The American School Counselor Association recommends a maximum school counselor-to-student ratio of one to 250. I know from experience that extremely high student need makes that ratio meaningless. Almost all of these students needed help in order to be ready to learn. Their needs tripled the feel of our enrollment.

This frequent mismatch between need and numbers puts school counselors like me in the position to do a great disservice to so many students. As the only counselor available, a seemingly small mishap with a task as crucial as graduation certification or credit monitoring could have spelled disaster for a student. I know some seniors missed certain financial aid opportunities and application deadlines, and some ninth, 10th, and 11th graders could have used more academic intervention to help them transition to the next grade level successfully.

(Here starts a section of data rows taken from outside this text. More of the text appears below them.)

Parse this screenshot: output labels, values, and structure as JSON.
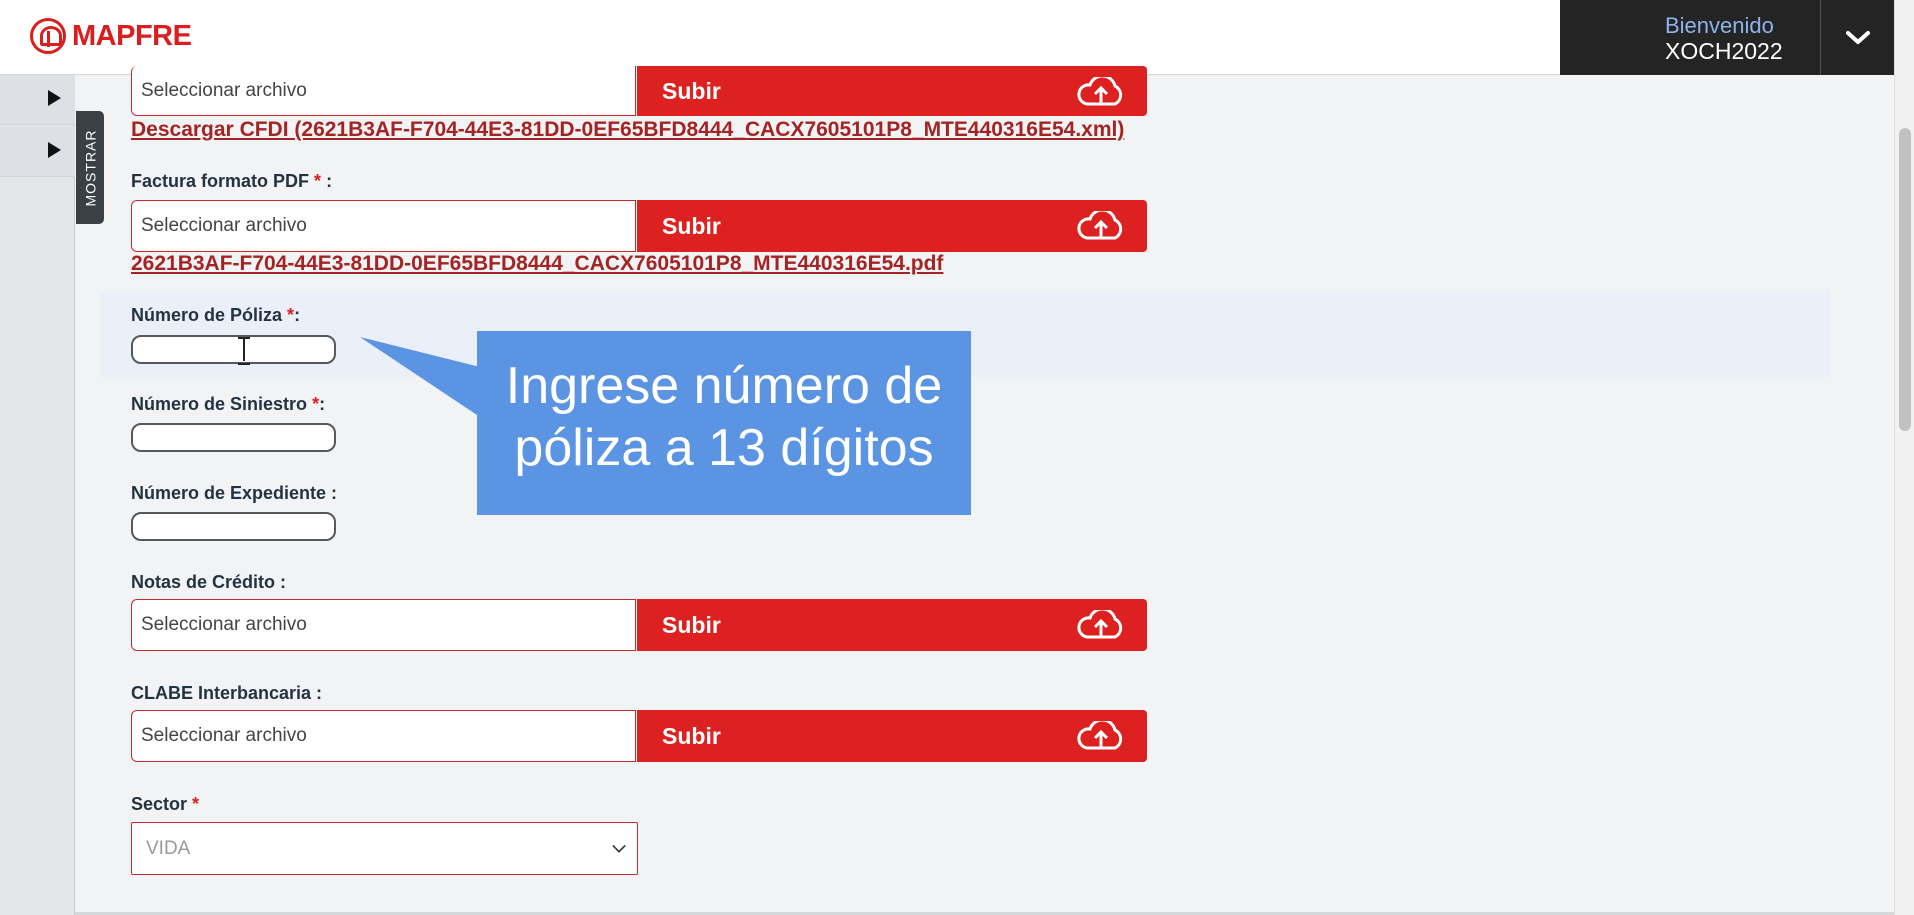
{
  "header": {
    "logo_text": "MAPFRE",
    "welcome_label": "Bienvenido",
    "username": "XOCH2022"
  },
  "sidebar": {
    "toggle_label": "MOSTRAR"
  },
  "form": {
    "top_upload": {
      "placeholder": "Seleccionar archivo",
      "button_label": "Subir",
      "download_link": "Descargar CFDI (2621B3AF-F704-44E3-81DD-0EF65BFD8444_CACX7605101P8_MTE440316E54.xml)"
    },
    "pdf_upload": {
      "label": "Factura formato PDF",
      "required_mark": "*",
      "suffix": " :",
      "placeholder": "Seleccionar archivo",
      "button_label": "Subir",
      "file_link": "2621B3AF-F704-44E3-81DD-0EF65BFD8444_CACX7605101P8_MTE440316E54.pdf"
    },
    "poliza": {
      "label": "Número de Póliza",
      "required_mark": "*",
      "suffix": ":",
      "value": ""
    },
    "siniestro": {
      "label": "Número de Siniestro",
      "required_mark": "*",
      "suffix": ":",
      "value": ""
    },
    "expediente": {
      "label": "Número de Expediente :",
      "value": ""
    },
    "notas_credito": {
      "label": "Notas de Crédito :",
      "placeholder": "Seleccionar archivo",
      "button_label": "Subir"
    },
    "clabe": {
      "label": "CLABE Interbancaria :",
      "placeholder": "Seleccionar archivo",
      "button_label": "Subir"
    },
    "sector": {
      "label": "Sector",
      "required_mark": "*",
      "selected": "VIDA"
    }
  },
  "callout": {
    "line1": "Ingrese número de",
    "line2": "póliza a 13 dígitos"
  },
  "colors": {
    "brand_red": "#dc2120",
    "link_red": "#a42424",
    "callout_blue": "#5b94e2",
    "header_dark": "#242424"
  },
  "icons": {
    "upload": "cloud-upload-icon",
    "user_menu": "chevron-down-icon",
    "side_arrow": "triangle-right-icon",
    "text_cursor": "text-cursor-icon"
  }
}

My success at keeping our promotion and college admissions rates on the upswing was largely due to my outreach and partnership with community-based organizations that helped support several of our students. Had it not been for their assistance, I wouldn’t have achieved anything near what I did.

I’m still a counselor at my small school, and some aspects of the job have gotten easier with time. I love my job, which I think of as the most rewarding yet intense position in the building. But I still believe that there is almost no case in which only one counselor should be available for students.

Principals and school leaders directly involved with the budget must make sure to effectively analyze the needs of their student population, and advocate for an appropriately sized counseling staff. Small schools face real funding constraints. But ones serving students like mine need more than they’ve gotten.

Students’ social and emotional development and their academic success go hand in hand. Let’s not make the mistake of conflating enrollment numbers with need.

Danisha Baughan is a high school counselor and college advisor. She received her masters in school counseling in May 2010 and has held elementary, middle, and high school counseling positions since then.